INPUT RECORDS below:

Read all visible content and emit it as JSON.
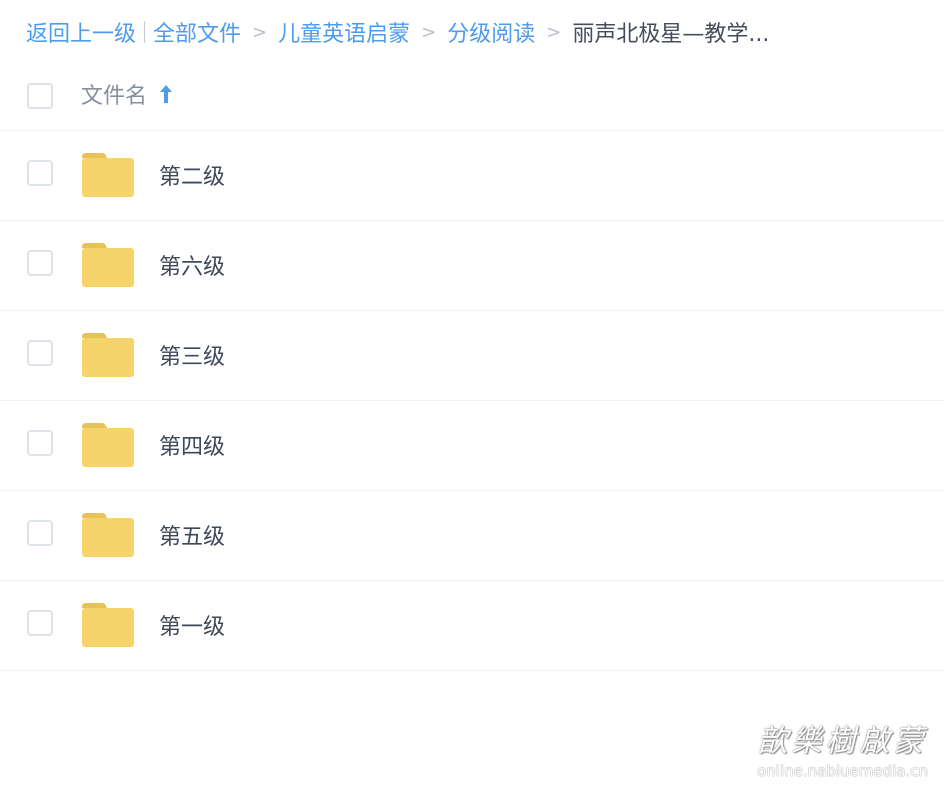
{
  "breadcrumb": {
    "back": "返回上一级",
    "items": [
      "全部文件",
      "儿童英语启蒙",
      "分级阅读"
    ],
    "separator": ">",
    "current": "丽声北极星—教学..."
  },
  "header": {
    "column_title": "文件名",
    "sort_icon": "arrow-up-icon"
  },
  "files": [
    {
      "name": "第二级",
      "icon": "folder-icon"
    },
    {
      "name": "第六级",
      "icon": "folder-icon"
    },
    {
      "name": "第三级",
      "icon": "folder-icon"
    },
    {
      "name": "第四级",
      "icon": "folder-icon"
    },
    {
      "name": "第五级",
      "icon": "folder-icon"
    },
    {
      "name": "第一级",
      "icon": "folder-icon"
    }
  ],
  "watermark": {
    "title": "歆樂樹啟蒙",
    "url": "online.nabluemedia.cn"
  },
  "colors": {
    "link": "#4e9bf0",
    "folder": "#f5d56b",
    "folder_tab": "#e7c254",
    "border": "#f1f2f4"
  }
}
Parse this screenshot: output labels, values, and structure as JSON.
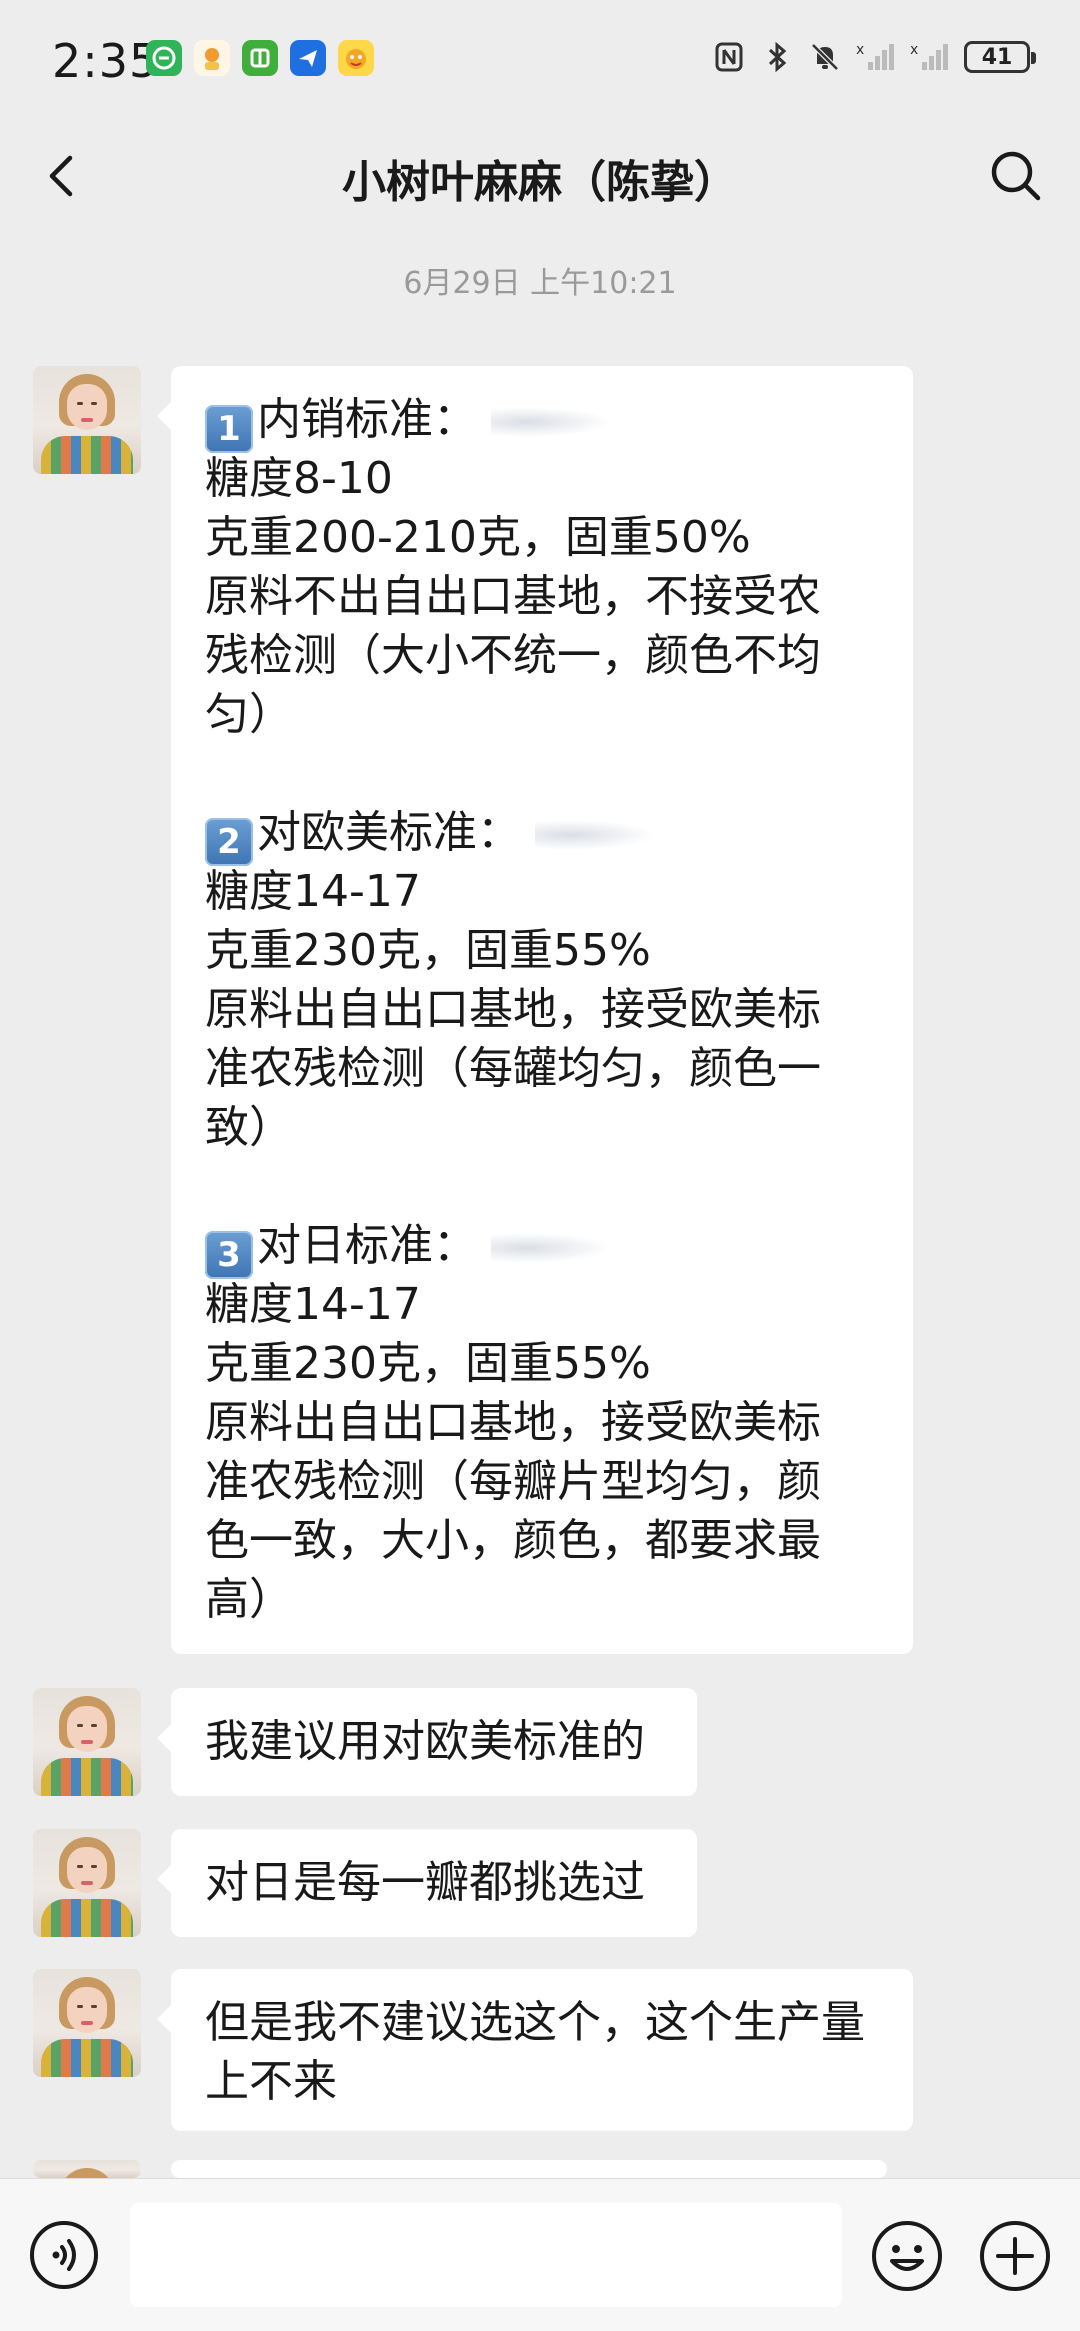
{
  "status_bar": {
    "time": "2:35",
    "battery": "41",
    "app_icons": [
      "green-leaf-app-icon",
      "orange-mascot-app-icon",
      "green-app-icon",
      "blue-plane-app-icon",
      "yellow-cartoon-app-icon"
    ],
    "system_icons": [
      "nfc-icon",
      "bluetooth-icon",
      "mute-bell-icon",
      "signal-x-icon",
      "signal-x-icon",
      "battery-icon"
    ]
  },
  "header": {
    "title": "小树叶麻麻（陈挚）"
  },
  "timestamp": "6月29日 上午10:21",
  "messages": [
    {
      "lines": [
        {
          "badge": "1",
          "text": "内销标准："
        },
        {
          "text": "糖度8-10"
        },
        {
          "text": "克重200-210克，固重50%"
        },
        {
          "text": "原料不出自出口基地，不接受农"
        },
        {
          "text": "残检测（大小不统一，颜色不均"
        },
        {
          "text": "匀）"
        },
        {
          "text": ""
        },
        {
          "badge": "2",
          "text": "对欧美标准："
        },
        {
          "text": "糖度14-17"
        },
        {
          "text": "克重230克，固重55%"
        },
        {
          "text": "原料出自出口基地，接受欧美标"
        },
        {
          "text": "准农残检测（每罐均匀，颜色一"
        },
        {
          "text": "致）"
        },
        {
          "text": ""
        },
        {
          "badge": "3",
          "text": "对日标准："
        },
        {
          "text": "糖度14-17"
        },
        {
          "text": "克重230克，固重55%"
        },
        {
          "text": "原料出自出口基地，接受欧美标"
        },
        {
          "text": "准农残检测（每瓣片型均匀，颜"
        },
        {
          "text": "色一致，大小，颜色，都要求最"
        },
        {
          "text": "高）"
        }
      ]
    },
    {
      "lines": [
        {
          "text": "我建议用对欧美标准的"
        }
      ]
    },
    {
      "lines": [
        {
          "text": "对日是每一瓣都挑选过"
        }
      ]
    },
    {
      "lines": [
        {
          "text": "但是我不建议选这个，这个生产量"
        },
        {
          "text": "上不来"
        }
      ]
    }
  ],
  "input_bar": {
    "placeholder": ""
  },
  "colors": {
    "background": "#ededed",
    "bubble": "#ffffff",
    "badge_blue": "#3e74b3"
  }
}
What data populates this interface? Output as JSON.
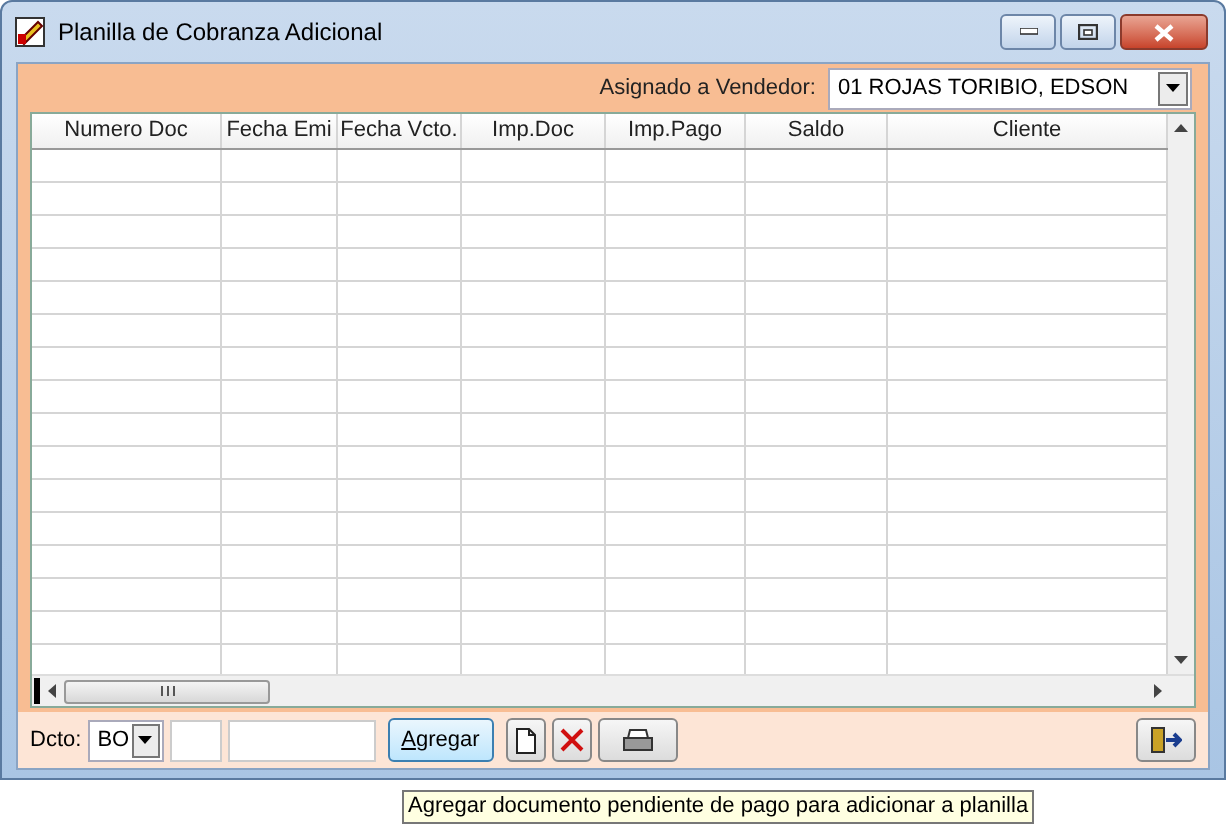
{
  "window": {
    "title": "Planilla de Cobranza Adicional"
  },
  "vendor": {
    "label": "Asignado a Vendedor:",
    "value": "01 ROJAS TORIBIO, EDSON"
  },
  "table": {
    "columns": [
      "Numero Doc",
      "Fecha Emi",
      "Fecha Vcto.",
      "Imp.Doc",
      "Imp.Pago",
      "Saldo",
      "Cliente"
    ]
  },
  "footer": {
    "doc_label": "Dcto:",
    "doc_type": "BO",
    "add_button": "Agregar"
  },
  "tooltip": "Agregar documento pendiente de pago para adicionar a planilla"
}
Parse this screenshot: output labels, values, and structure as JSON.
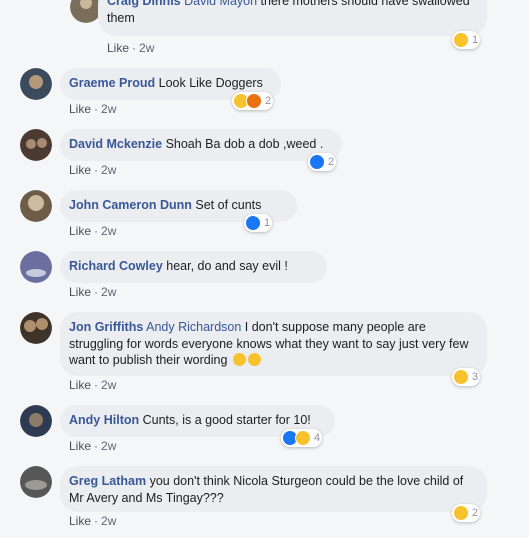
{
  "comments": [
    {
      "author": "Craig Dinnis",
      "mention": "David Mayoh",
      "text": " there mothers should have swallowed them",
      "like_label": "Like",
      "time": "2w",
      "reaction_count": "1",
      "avatar_colors": [
        "#7a6d5a",
        "#c9b79b"
      ]
    },
    {
      "author": "Graeme Proud",
      "text": " Look Like Doggers",
      "like_label": "Like",
      "time": "2w",
      "reaction_count": "2",
      "avatar_colors": [
        "#3c4a5e",
        "#b59a7a"
      ]
    },
    {
      "author": "David Mckenzie",
      "text": " Shoah Ba dob a dob ,weed .",
      "like_label": "Like",
      "time": "2w",
      "reaction_count": "2",
      "avatar_colors": [
        "#4a3a32",
        "#a88c72"
      ]
    },
    {
      "author": "John Cameron Dunn",
      "text": " Set of cunts",
      "like_label": "Like",
      "time": "2w",
      "reaction_count": "1",
      "avatar_colors": [
        "#6d5c47",
        "#cdbb9f"
      ]
    },
    {
      "author": "Richard Cowley",
      "text": " hear, do and say evil !",
      "like_label": "Like",
      "time": "2w",
      "avatar_colors": [
        "#6a6fa0",
        "#c7c9dd"
      ]
    },
    {
      "author": "Jon Griffiths",
      "mention": "Andy Richardson",
      "text": " I don't suppose many people are struggling for words everyone knows what they want to say just very few want to publish their wording",
      "like_label": "Like",
      "time": "2w",
      "reaction_count": "3",
      "avatar_colors": [
        "#3d3328",
        "#b08f6c"
      ]
    },
    {
      "author": "Andy Hilton",
      "text": " Cunts, is a good starter for 10!",
      "like_label": "Like",
      "time": "2w",
      "reaction_count": "4",
      "avatar_colors": [
        "#2f3b52",
        "#8d7c6a"
      ]
    },
    {
      "author": "Greg Latham",
      "text": " you don't think Nicola Sturgeon could be the love child of Mr Avery and Ms Tingay???",
      "like_label": "Like",
      "time": "2w",
      "reaction_count": "2",
      "avatar_colors": [
        "#575757",
        "#9d9a93"
      ]
    }
  ],
  "colors": {
    "link": "#385898",
    "bubble": "#ebedf0",
    "background": "#f5f6f7",
    "haha": "#f7c22c",
    "angry": "#e9710f",
    "like": "#1877f2"
  },
  "icons": [
    "haha-emoji-icon",
    "angry-emoji-icon",
    "like-thumb-icon",
    "confused-emoji-icon",
    "laughing-emoji-icon"
  ]
}
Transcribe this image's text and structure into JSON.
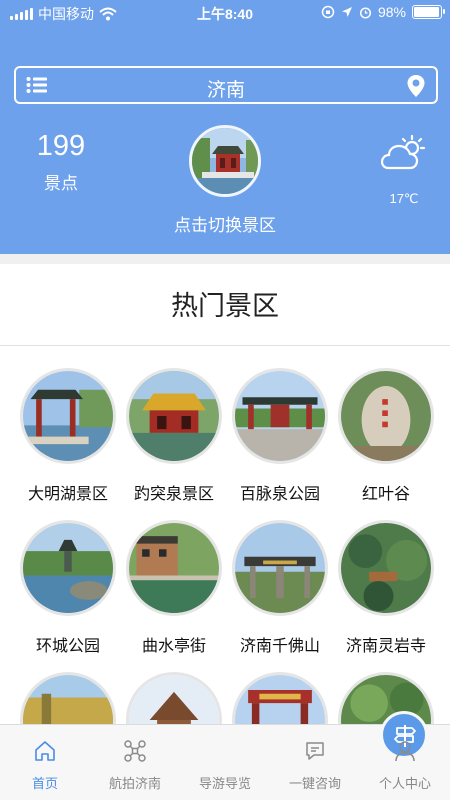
{
  "status_bar": {
    "carrier": "中国移动",
    "time": "上午8:40",
    "battery": "98%",
    "battery_level": 0.98
  },
  "header": {
    "city": "济南",
    "spot_count": "199",
    "spot_count_label": "景点",
    "switch_label": "点击切换景区",
    "temperature": "17℃",
    "weather_icon": "partly-cloudy-icon"
  },
  "section": {
    "title": "热门景区"
  },
  "spots": [
    {
      "name": "大明湖景区"
    },
    {
      "name": "趵突泉景区"
    },
    {
      "name": "百脉泉公园"
    },
    {
      "name": "红叶谷"
    },
    {
      "name": "环城公园"
    },
    {
      "name": "曲水亭街"
    },
    {
      "name": "济南千佛山"
    },
    {
      "name": "济南灵岩寺"
    },
    {
      "name": ""
    },
    {
      "name": ""
    },
    {
      "name": ""
    },
    {
      "name": ""
    }
  ],
  "tabs": [
    {
      "label": "首页",
      "icon": "home-icon",
      "active": true
    },
    {
      "label": "航拍济南",
      "icon": "drone-icon",
      "active": false
    },
    {
      "label": "导游导览",
      "icon": "signpost-icon",
      "active": false
    },
    {
      "label": "一键咨询",
      "icon": "chat-icon",
      "active": false
    },
    {
      "label": "个人中心",
      "icon": "user-icon",
      "active": false
    }
  ],
  "colors": {
    "header_bg": "#6ea1ec",
    "accent": "#4a8ce6"
  }
}
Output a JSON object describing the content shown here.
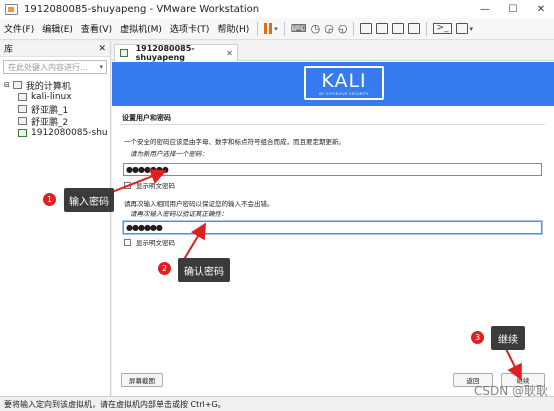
{
  "window": {
    "title": "1912080085-shuyapeng - VMware Workstation",
    "minimize": "—",
    "maximize": "☐",
    "close": "✕"
  },
  "menu": {
    "items": [
      "文件(F)",
      "编辑(E)",
      "查看(V)",
      "虚拟机(M)",
      "选项卡(T)",
      "帮助(H)"
    ]
  },
  "library": {
    "title": "库",
    "close": "✕",
    "search_placeholder": "在此处键入内容进行...",
    "root": "我的计算机",
    "items": [
      "kali-linux",
      "舒亚鹏_1",
      "舒亚鹏_2",
      "1912080085-shu"
    ]
  },
  "tab": {
    "label": "1912080085-shuyapeng",
    "close": "✕"
  },
  "installer": {
    "logo_word": "KALI",
    "logo_sub": "BY OFFENSIVE SECURITY",
    "page_title": "设置用户和密码",
    "intro": "一个安全的密码应该是由字母、数字和标点符号组合而成，而且要定期更新。",
    "new_password_label": "请为新用户选择一个密码：",
    "password_value": "●●●●●●●",
    "show_plain_label": "显示明文密码",
    "confirm_intro": "请再次输入相同用户密码以保证您的输入不会出错。",
    "confirm_label": "请再次输入密码以验证其正确性：",
    "confirm_value": "●●●●●●",
    "show_plain_label2": "显示明文密码",
    "screenshot_button": "屏幕截图",
    "back_button": "返回",
    "continue_button": "继续"
  },
  "annotations": [
    {
      "number": "1",
      "text": "输入密码"
    },
    {
      "number": "2",
      "text": "确认密码"
    },
    {
      "number": "3",
      "text": "继续"
    }
  ],
  "status": {
    "text": "要将输入定向到该虚拟机，请在虚拟机内部单击或按 Ctrl+G。"
  },
  "watermark": "CSDN @耿耿",
  "colors": {
    "banner": "#367bf0",
    "badge": "#e02020",
    "annotation_box": "#3b3b3b",
    "arrow": "#e02020"
  }
}
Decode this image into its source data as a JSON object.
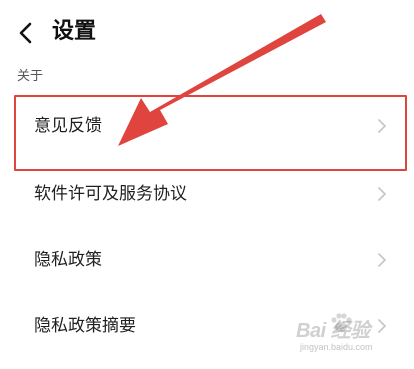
{
  "header": {
    "title": "设置",
    "back_icon": "chevron-left-icon"
  },
  "section": {
    "label": "关于"
  },
  "items": [
    {
      "label": "意见反馈",
      "icon": "chevron-right-icon"
    },
    {
      "label": "软件许可及服务协议",
      "icon": "chevron-right-icon"
    },
    {
      "label": "隐私政策",
      "icon": "chevron-right-icon"
    },
    {
      "label": "隐私政策摘要",
      "icon": "chevron-right-icon"
    }
  ],
  "annotation": {
    "highlight_color": "#e0443e",
    "arrow_color": "#e0443e"
  },
  "watermark": {
    "logo": "Bai 经验",
    "url": "jingyan.baidu.com"
  },
  "colors": {
    "background": "#ffffff",
    "text": "#1f1f1f",
    "chevron": "#c4c4c4"
  }
}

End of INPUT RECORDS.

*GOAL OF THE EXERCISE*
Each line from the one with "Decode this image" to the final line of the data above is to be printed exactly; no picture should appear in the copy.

*SOLUTION BELOW*
Decode this image into its source data as a JSON object.
{
  "header": {
    "title": "设置",
    "back_icon": "chevron-left-icon"
  },
  "section": {
    "label": "关于"
  },
  "items": [
    {
      "label": "意见反馈",
      "icon": "chevron-right-icon"
    },
    {
      "label": "软件许可及服务协议",
      "icon": "chevron-right-icon"
    },
    {
      "label": "隐私政策",
      "icon": "chevron-right-icon"
    },
    {
      "label": "隐私政策摘要",
      "icon": "chevron-right-icon"
    }
  ],
  "annotation": {
    "highlight_color": "#e0443e",
    "arrow_color": "#e0443e"
  },
  "watermark": {
    "logo": "Bai 经验",
    "url": "jingyan.baidu.com"
  },
  "colors": {
    "background": "#ffffff",
    "text": "#1f1f1f",
    "chevron": "#c4c4c4"
  }
}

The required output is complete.